"The Gardener" by Stefan Harich
There’s a strange boy in town. He wears his cap all wrong and doesn’t seem to realize that jeans showing off ankle are not long, but in fact too short. Every time he comes through Hillary Gardens, I see him panting with the strain of walking up the hill. He isn’t bigger than your usual Scottish teenager but that rise always gives him the shakes.
Today – I am just brooding over dead weeds and lost friendships, feeling deserted - I notice him coming to a heaving halt half way up the climb. He is coughing and retching and looks right miserable.
Against the lethargy, I decide to step from the safety of the flower beds and approach him.

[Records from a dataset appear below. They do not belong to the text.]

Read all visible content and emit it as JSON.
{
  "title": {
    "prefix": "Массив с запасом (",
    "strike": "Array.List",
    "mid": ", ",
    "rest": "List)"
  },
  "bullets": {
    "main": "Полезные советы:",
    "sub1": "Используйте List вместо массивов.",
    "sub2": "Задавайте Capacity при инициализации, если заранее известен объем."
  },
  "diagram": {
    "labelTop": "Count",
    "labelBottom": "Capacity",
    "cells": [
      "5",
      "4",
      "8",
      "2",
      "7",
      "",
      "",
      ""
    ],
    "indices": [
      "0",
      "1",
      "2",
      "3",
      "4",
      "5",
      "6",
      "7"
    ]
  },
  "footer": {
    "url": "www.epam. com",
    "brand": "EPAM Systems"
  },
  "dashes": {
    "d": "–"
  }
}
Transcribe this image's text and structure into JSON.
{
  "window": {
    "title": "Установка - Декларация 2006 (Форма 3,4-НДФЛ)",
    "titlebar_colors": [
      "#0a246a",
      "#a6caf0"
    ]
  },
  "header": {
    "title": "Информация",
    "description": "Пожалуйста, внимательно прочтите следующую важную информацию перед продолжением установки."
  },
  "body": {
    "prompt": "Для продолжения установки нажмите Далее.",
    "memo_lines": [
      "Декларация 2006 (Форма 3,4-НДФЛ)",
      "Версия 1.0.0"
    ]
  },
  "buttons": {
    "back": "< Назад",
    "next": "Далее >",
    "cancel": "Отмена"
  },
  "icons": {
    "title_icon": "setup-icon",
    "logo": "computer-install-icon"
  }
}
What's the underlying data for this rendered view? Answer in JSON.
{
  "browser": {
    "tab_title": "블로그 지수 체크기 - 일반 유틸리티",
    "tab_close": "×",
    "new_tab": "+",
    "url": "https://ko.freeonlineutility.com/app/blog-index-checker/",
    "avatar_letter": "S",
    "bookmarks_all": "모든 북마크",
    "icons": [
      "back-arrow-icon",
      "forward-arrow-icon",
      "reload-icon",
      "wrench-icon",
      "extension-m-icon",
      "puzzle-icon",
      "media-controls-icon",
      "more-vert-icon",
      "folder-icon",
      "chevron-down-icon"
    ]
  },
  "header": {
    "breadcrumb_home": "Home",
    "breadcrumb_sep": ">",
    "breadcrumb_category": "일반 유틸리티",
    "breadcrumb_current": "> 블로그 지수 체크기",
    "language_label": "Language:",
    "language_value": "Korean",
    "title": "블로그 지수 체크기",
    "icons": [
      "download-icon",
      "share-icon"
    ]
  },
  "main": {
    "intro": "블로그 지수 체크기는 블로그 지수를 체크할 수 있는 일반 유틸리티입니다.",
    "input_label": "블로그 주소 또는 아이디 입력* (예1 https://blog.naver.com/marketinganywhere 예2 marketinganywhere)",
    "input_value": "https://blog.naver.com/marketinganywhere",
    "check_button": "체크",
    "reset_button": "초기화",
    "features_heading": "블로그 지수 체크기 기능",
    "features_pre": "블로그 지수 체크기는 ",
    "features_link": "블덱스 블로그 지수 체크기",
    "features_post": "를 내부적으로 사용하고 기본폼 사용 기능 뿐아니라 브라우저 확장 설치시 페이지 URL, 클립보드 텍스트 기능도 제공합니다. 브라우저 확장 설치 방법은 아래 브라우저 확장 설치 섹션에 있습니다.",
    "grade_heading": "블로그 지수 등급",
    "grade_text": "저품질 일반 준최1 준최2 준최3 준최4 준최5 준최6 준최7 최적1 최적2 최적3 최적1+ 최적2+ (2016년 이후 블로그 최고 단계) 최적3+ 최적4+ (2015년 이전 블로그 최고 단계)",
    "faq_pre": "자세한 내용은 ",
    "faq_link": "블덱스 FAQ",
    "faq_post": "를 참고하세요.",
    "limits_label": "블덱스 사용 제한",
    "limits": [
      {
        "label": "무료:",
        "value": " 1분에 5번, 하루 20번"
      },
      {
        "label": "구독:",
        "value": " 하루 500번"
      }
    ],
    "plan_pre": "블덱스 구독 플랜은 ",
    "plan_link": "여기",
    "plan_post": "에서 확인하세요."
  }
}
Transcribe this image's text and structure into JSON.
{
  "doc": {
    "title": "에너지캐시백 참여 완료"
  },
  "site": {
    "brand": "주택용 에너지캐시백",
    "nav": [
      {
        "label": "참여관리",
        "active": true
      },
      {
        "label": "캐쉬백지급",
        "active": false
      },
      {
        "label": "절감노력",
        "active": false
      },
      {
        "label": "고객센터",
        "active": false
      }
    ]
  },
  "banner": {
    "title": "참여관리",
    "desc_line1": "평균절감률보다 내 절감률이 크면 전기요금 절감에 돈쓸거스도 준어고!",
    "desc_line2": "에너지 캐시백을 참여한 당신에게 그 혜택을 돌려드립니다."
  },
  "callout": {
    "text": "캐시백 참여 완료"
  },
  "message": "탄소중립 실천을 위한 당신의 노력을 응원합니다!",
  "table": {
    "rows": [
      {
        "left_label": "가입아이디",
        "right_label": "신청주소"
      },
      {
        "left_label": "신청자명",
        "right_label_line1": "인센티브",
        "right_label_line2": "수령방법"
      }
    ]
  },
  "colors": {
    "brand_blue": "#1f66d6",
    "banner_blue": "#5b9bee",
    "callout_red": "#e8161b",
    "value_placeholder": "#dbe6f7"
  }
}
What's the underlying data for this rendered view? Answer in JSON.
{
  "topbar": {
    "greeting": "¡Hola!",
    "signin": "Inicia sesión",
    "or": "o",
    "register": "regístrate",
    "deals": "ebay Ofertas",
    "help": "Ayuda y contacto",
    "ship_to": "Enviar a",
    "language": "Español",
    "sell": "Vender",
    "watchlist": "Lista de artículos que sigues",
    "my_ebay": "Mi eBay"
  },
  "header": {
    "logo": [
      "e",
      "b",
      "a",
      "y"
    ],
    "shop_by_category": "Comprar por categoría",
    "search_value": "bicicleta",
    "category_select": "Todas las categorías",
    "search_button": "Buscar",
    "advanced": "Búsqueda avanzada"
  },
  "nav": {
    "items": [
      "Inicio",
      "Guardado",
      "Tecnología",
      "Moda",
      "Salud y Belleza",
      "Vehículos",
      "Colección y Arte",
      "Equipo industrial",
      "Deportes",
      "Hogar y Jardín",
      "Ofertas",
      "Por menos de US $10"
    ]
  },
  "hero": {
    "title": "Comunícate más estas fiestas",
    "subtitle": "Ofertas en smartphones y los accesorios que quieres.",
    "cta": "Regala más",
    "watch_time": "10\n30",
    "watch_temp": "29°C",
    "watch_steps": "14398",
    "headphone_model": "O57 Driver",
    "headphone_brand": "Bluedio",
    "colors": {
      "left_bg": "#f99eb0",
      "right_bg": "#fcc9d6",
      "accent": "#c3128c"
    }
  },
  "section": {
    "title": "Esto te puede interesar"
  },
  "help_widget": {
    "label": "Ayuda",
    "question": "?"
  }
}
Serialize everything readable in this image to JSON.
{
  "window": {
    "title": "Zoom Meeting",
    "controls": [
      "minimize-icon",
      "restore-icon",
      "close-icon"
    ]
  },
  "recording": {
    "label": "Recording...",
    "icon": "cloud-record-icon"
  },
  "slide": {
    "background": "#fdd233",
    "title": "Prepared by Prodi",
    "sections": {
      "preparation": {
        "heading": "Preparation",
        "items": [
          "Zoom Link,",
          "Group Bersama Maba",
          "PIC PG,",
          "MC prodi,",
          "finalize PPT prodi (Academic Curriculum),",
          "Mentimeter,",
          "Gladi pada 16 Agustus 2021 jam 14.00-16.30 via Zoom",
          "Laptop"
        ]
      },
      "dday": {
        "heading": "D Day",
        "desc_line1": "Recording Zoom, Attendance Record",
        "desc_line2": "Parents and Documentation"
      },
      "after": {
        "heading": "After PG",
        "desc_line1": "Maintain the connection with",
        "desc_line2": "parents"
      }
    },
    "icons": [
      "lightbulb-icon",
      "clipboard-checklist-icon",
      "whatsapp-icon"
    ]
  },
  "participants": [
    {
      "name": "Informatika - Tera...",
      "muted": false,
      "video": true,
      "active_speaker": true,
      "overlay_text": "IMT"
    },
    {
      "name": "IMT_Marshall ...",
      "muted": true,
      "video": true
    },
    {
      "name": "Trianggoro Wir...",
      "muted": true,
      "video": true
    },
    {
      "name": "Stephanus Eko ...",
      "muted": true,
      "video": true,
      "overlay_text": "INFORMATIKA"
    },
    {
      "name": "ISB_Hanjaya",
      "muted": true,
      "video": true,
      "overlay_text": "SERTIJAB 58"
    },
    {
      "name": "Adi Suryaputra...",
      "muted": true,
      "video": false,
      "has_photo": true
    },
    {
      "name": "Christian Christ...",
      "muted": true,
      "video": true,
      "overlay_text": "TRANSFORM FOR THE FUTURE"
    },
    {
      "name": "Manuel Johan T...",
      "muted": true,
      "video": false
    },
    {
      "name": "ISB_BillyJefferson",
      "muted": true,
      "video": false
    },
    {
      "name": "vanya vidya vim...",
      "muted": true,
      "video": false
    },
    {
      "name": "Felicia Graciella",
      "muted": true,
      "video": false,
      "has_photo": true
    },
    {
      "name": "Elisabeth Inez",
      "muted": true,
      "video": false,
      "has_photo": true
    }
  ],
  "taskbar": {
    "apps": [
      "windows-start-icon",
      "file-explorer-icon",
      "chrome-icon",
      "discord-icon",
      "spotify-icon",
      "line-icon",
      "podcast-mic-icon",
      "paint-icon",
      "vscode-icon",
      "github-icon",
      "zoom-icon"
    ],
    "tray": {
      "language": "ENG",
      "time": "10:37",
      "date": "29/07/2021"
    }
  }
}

He has his hands on his knees and is sweating worse than a bomb defuser deliberating wires. He stops me with a look. “Don’t bother”, he manages between coughs, “there’s no helping.”
I cock my head. “Sure there is.” I take his side and offer my arm. He considers me and after a pause, he places his hand on the glove covering mine. I notice neatly trimmed nails at the tip of filigree fingers. “Hold on now," I tell him.
We start up the rise, his arm’s weight feeling minimal on mine. With every laboring step however, his grip tightens and he inches closer until, three quarters of the way up, he is clinging to me with all his might. Tears are streaking his cheeks and the coughing is relieved by sobs.
He feels on my arm not like a stranger at all now. And as we crest the hill, the desolation in his heart is mine and mine is his, and it begins to heal.